Washington — In the world of realpolitik, one country’s devastation is, at times, the other’s advantage. And the Syrian civil war, with tens of thousands of casualties and millions of refugees, is no different.
For Israel, its neighbor in the South, the disintegration of the Syrian state entails some suprising short-term national security benefits. Analysts looking at the region see some of Israel’s key opponents there losing support, and the focus shifting away from Israel’s conflict with the Palestinians and toward the burning issue of Syria.
“Compared to others, it makes Israel look less bad in the region,” said Bob Freedman, a visiting professor at Johns Hopkins University. He noted that early on in the Syrian civil war, Sunni leaders accused the regime of President Bashar al-Assad of being “worse than Israel.”
But while experts see in Syria’s chaos some short-term benefits for Israel as a byproduct, all agree that the long run promises more perils than opportunities. The greatest risk of all, they say, will be the need to face a fractured Syrian entity lacking central control and awash with extremists who may have access to advanced weapons systems.
In the meantime, however, recent developments have, among other things, degraded the standing of Hezbollah, the Lebanon-based, anti-Israel Shiite militia, which is fighting alongside Assad loyalists in Syria. The group has deployed thousands of fighters from their positions in Southern Lebanon into the Syrian battle theater, serving at times as the front force against the toughest opposition strongholds.
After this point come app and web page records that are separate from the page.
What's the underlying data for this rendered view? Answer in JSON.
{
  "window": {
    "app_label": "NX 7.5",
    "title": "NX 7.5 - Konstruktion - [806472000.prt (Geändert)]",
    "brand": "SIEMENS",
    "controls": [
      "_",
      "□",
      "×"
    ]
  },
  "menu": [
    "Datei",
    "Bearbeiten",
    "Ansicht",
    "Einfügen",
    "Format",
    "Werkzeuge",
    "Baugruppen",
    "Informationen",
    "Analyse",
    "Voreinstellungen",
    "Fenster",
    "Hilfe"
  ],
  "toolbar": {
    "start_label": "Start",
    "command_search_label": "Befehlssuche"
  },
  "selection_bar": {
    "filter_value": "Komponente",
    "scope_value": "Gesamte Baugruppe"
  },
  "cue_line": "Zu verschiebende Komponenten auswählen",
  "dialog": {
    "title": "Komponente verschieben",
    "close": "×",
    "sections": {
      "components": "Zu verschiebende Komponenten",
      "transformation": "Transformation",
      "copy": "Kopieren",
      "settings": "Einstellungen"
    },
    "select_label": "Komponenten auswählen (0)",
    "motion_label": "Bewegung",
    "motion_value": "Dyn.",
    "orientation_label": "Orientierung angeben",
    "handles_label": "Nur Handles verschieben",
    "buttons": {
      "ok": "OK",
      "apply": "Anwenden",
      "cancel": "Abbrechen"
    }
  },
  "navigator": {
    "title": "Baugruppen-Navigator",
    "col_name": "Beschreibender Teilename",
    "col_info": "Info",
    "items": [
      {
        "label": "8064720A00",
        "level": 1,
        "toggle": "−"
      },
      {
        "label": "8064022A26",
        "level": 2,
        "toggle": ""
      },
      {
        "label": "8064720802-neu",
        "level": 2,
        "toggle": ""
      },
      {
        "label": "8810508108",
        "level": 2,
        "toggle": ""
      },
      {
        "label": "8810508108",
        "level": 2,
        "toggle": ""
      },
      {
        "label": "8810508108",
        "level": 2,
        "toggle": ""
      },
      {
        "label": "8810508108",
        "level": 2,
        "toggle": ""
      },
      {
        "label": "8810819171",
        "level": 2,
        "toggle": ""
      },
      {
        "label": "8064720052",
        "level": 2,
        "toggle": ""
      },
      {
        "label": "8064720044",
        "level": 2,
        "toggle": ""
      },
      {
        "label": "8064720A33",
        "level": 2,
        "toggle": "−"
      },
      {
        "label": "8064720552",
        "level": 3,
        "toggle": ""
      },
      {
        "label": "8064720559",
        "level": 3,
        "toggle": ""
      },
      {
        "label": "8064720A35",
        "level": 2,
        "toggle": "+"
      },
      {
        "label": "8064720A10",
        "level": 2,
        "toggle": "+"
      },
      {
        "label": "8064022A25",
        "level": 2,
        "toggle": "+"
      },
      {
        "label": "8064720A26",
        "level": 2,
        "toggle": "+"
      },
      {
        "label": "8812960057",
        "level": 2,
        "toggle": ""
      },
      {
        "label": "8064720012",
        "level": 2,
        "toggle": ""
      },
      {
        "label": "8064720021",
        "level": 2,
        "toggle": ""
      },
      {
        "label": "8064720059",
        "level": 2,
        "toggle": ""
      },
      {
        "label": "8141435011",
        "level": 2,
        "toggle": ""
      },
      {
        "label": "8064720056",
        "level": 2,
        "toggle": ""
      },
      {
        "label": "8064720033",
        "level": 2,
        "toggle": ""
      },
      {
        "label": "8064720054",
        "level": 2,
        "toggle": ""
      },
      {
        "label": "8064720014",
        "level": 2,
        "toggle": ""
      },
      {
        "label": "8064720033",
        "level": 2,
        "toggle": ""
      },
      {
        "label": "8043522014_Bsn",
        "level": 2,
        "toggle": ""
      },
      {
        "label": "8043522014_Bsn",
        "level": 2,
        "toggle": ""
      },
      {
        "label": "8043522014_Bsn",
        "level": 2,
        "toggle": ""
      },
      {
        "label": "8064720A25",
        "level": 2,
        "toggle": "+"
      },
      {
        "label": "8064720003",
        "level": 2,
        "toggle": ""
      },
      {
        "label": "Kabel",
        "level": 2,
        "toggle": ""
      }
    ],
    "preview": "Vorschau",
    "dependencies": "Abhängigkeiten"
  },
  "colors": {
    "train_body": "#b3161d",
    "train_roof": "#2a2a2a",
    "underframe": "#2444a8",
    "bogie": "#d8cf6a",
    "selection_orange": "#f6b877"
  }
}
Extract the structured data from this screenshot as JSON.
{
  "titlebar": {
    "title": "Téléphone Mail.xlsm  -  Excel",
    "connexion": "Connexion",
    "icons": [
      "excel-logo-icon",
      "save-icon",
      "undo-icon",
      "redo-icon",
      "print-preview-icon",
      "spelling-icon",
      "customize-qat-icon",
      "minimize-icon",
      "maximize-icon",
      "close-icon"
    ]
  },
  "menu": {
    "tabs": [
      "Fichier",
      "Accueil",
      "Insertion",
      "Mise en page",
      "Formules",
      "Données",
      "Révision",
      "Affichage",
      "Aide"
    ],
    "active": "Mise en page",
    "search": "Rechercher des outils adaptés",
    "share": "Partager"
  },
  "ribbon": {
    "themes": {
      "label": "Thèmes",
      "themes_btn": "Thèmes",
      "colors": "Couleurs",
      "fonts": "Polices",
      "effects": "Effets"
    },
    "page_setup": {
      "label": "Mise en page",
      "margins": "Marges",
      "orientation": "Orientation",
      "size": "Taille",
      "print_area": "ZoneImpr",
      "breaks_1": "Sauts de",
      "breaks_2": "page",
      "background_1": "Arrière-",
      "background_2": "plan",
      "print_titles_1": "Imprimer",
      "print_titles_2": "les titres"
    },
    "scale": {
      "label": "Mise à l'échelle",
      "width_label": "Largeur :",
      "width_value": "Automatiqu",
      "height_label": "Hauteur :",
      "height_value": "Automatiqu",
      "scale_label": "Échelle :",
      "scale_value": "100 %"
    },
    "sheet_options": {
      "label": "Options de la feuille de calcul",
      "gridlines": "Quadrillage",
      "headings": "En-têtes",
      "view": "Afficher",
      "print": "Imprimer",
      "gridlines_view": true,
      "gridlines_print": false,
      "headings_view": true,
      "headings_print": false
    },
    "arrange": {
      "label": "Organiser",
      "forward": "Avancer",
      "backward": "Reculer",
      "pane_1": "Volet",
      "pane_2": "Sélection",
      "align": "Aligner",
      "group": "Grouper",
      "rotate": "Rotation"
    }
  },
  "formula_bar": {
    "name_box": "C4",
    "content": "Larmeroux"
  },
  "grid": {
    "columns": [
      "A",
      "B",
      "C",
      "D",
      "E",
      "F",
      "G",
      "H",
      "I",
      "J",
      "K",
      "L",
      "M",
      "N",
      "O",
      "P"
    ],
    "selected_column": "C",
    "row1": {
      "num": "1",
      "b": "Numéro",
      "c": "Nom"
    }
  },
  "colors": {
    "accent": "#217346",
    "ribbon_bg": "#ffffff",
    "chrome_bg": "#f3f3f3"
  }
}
For Israel, this is a welcome distraction of Hezbollah’s attention. The group had been Israel’s greatest threat and has proved its ability to hit all of northern Israel with its rockets and missiles. “There is no doubt that Hezbollah is being degraded,” said Shai Feldman, director of the Crown Center for Middle East Studies at Brandeis University. The organization, he added, is not only losing men and weapons in the Syrian combat, it is also coming under increasing attacks from political rivals in Lebanon and in the broader Arab world, which views the organization as taking the wrong side in the Syrian conflict. “For the short term,” Feldman said, “this means Israel is safer, because Hezbollah’s focus is in a completely different direction.”
Looking south, Israel has seen another rival take a hit because of the Syrian civil war. Hamas, the Sunni organization close to the Muslim Brotherhood, has been in charge of Gaza and was behind numerous rocket attacks on Israel’s Negev region in recent years. Now, because of its backing of opposition groups fighting Assad, Iran, which backs the Syrian president, has cut millions of dollars in funding it used to provide to Hamas. A cash-strapped Hamas would lose some of its capabilities of launching attacks on Israel.